There’s a gag in comedy show Garth Marenghi’s Darkplace in which the fictional author encourages you to buy a complete edition of all of his novels – the joke being the book is so large you need a ladder to turn the pages. The tagline is if you only buy one of my books, then buy this one because it is all of them. I’m not saying that Bloober Team get their ideas from niche early 2000s Channel 4 telly, but Layers of Fear is a remastered collection of the two main previous games and their assorted DLC content sharing, while confusingly sharing the same name as the original game in isolation. What we actually have are not just ports to newer consoles, though, as the new versions have been refined and streamlined to offer up the definitive experience of each and are wrapped up in a new framing narrative.
The main themes of Layers of Fear are concerned with the trope of the suffering artist. In the first game this a tormented painter, whilst the DLC offer alternative perspectives via his musician wife and daughter. Layers of Fear 2 shifts the focus to acting and the framing narrative introduces a horror writer who seems uncannily connected to the original stories. This narrative cohesion does make the new format for the games an effective one, especially since they were both relatively short experiences. The end result is a title that feels surprisingly like a complete game rather than a collection of previously separate ones.
With Bloober Team hard at work on their Silent Hill 2 remake, they’ve collaborated with Anshar Studios to give these games a fresh lick of Unreal Engine 5 paint. The increased fidelity is welcome, but the real star of the show is the use of lighting and raytracing. I played on PS5 and went back to compare this version with the original on PC and the differences are clear. That being said, the main standout is Layers of Fear 2 (the actor’s story here) where the visual design actually makes frequent reference to the history of cinema and employs various tricks such as black and white sections or film grain. The originals mostly remained on the dark side of the spectrum with occasional vivid splashes of colour for effect.
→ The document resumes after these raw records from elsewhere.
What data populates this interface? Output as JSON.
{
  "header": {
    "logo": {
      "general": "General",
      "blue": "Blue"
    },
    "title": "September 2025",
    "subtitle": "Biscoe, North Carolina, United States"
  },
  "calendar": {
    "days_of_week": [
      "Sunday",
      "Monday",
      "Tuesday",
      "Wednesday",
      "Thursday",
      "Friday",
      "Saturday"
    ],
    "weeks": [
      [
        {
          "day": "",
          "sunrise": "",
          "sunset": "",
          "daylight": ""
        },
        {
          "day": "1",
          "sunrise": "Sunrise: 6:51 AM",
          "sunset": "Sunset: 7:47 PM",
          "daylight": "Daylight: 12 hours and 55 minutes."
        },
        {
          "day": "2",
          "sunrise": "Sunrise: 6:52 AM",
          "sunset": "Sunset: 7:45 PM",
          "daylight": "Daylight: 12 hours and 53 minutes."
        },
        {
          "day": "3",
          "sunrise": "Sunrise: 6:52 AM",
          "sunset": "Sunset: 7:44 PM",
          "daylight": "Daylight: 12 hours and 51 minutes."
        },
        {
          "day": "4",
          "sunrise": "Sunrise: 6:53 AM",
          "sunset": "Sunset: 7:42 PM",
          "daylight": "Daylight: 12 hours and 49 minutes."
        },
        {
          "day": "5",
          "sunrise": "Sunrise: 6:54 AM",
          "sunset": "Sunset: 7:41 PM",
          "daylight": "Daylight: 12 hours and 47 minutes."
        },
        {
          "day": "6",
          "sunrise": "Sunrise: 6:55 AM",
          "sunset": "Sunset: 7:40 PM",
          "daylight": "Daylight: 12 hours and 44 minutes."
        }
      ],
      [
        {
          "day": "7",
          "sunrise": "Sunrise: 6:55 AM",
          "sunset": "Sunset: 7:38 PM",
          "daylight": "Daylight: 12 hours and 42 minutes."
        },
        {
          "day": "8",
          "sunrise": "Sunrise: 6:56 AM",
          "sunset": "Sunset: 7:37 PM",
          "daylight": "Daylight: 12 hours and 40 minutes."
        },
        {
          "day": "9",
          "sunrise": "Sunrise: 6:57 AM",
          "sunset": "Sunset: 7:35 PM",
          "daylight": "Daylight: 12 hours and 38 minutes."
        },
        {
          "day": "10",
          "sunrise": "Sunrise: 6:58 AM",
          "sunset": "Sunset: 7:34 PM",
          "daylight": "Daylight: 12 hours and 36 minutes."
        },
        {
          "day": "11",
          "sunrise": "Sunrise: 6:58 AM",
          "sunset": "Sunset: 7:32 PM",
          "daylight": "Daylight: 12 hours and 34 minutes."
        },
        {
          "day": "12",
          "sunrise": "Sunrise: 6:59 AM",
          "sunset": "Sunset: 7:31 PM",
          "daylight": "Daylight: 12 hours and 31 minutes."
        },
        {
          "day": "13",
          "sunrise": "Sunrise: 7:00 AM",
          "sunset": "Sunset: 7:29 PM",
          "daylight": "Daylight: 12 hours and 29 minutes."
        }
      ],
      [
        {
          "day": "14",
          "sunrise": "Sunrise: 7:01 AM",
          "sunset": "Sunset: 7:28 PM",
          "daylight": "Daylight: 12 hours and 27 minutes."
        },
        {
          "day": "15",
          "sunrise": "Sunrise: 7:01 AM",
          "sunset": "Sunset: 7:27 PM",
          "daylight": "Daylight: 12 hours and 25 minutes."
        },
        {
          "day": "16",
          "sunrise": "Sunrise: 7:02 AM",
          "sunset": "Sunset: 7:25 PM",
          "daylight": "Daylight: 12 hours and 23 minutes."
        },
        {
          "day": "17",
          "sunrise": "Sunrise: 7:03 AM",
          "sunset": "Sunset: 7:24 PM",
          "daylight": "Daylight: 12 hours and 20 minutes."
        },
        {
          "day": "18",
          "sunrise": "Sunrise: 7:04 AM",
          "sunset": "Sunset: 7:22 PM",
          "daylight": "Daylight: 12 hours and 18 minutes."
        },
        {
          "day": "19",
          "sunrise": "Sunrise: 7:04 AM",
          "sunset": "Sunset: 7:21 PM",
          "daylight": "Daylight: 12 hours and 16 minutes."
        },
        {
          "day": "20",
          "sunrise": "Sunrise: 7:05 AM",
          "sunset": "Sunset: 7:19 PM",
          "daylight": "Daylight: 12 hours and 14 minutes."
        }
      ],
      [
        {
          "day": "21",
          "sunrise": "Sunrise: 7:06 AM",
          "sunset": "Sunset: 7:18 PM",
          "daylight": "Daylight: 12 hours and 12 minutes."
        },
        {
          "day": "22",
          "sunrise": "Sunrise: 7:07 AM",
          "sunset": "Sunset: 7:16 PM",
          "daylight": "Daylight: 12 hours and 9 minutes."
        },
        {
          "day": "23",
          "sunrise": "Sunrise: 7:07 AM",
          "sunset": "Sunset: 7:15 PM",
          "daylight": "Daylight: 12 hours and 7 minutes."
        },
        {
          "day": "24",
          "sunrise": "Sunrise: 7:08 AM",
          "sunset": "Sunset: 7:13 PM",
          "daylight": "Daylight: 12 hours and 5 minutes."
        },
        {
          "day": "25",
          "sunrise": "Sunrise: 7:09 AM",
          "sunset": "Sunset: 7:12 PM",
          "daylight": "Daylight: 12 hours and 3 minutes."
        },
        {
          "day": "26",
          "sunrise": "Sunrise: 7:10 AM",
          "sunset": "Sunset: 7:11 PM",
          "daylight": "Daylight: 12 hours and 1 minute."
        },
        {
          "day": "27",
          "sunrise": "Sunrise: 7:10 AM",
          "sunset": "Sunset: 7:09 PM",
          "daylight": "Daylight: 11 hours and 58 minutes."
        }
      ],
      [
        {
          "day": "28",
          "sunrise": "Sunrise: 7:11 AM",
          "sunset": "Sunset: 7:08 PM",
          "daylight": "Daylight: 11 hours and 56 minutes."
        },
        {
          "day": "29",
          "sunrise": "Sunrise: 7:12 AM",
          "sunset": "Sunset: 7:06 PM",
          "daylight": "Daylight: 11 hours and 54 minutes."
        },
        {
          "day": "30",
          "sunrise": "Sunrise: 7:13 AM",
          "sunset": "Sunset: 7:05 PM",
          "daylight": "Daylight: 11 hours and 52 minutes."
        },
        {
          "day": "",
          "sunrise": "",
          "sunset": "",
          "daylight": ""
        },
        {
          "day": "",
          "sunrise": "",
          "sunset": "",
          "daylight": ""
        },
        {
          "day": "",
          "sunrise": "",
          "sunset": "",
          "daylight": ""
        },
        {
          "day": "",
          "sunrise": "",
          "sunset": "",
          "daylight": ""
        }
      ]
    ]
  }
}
Without divulging too much of the narrative it is worth pointing out that this is very much a psychological horror and, as such, contains some potentially distressing content, particularly in regards to mental illness and self harm. Most of the detail in the storytelling requires you to explore the environment for notes and documents, but the general narrative is much more effective here than in the original. Notes are voice acted and performances are largely decent, whilst music is effectively employed to develop atmosphere. The sound design is superb though, and I would definitely recommend playing with headphones to take advantage of the binaural mix.
As well as visual enhancements, the game’s have been updated and streamlined. The painter’s tale is the most noticeably altered (and also the one that I was most familiar with) with some more obscure environmental puzzles removed and others tidied up to improve the flow. There is still a feel of moving between rooms to trigger set pieces, which often involve you turning around several times but it certainly feels more involved than it did previously.
One major addition is perhaps controversial, though, as the flashlight mechanic from the later titles is retroactively added. Rather than a torch, you find a more fitting lantern but the result is much the same. Some items are blocked by a barrier of red light which can only be removed by the lantern and a recurring enemy will stalk you that can only be briefly incapacitated by the light. There is a cooldown bar for the lantern, but no fuel or battery mechanic so it mostly feels like busywork rather than strategy.
The addition of chase scenes is clearly a deliberate decision to ensure greater cohesion between the two games and they do work well enough but they feel far less thematically consistent than in the actor’s story. The combination of disorientating mazes and a pursing threat is scary but it’s a different kind of fear than the dread that most of the game relies upon. These chases can result in frustrating deaths, but autosaves are thankfully quite frequent and there is an option to turn deaths off altogether if that kind of reaction gameplay isn’t for you.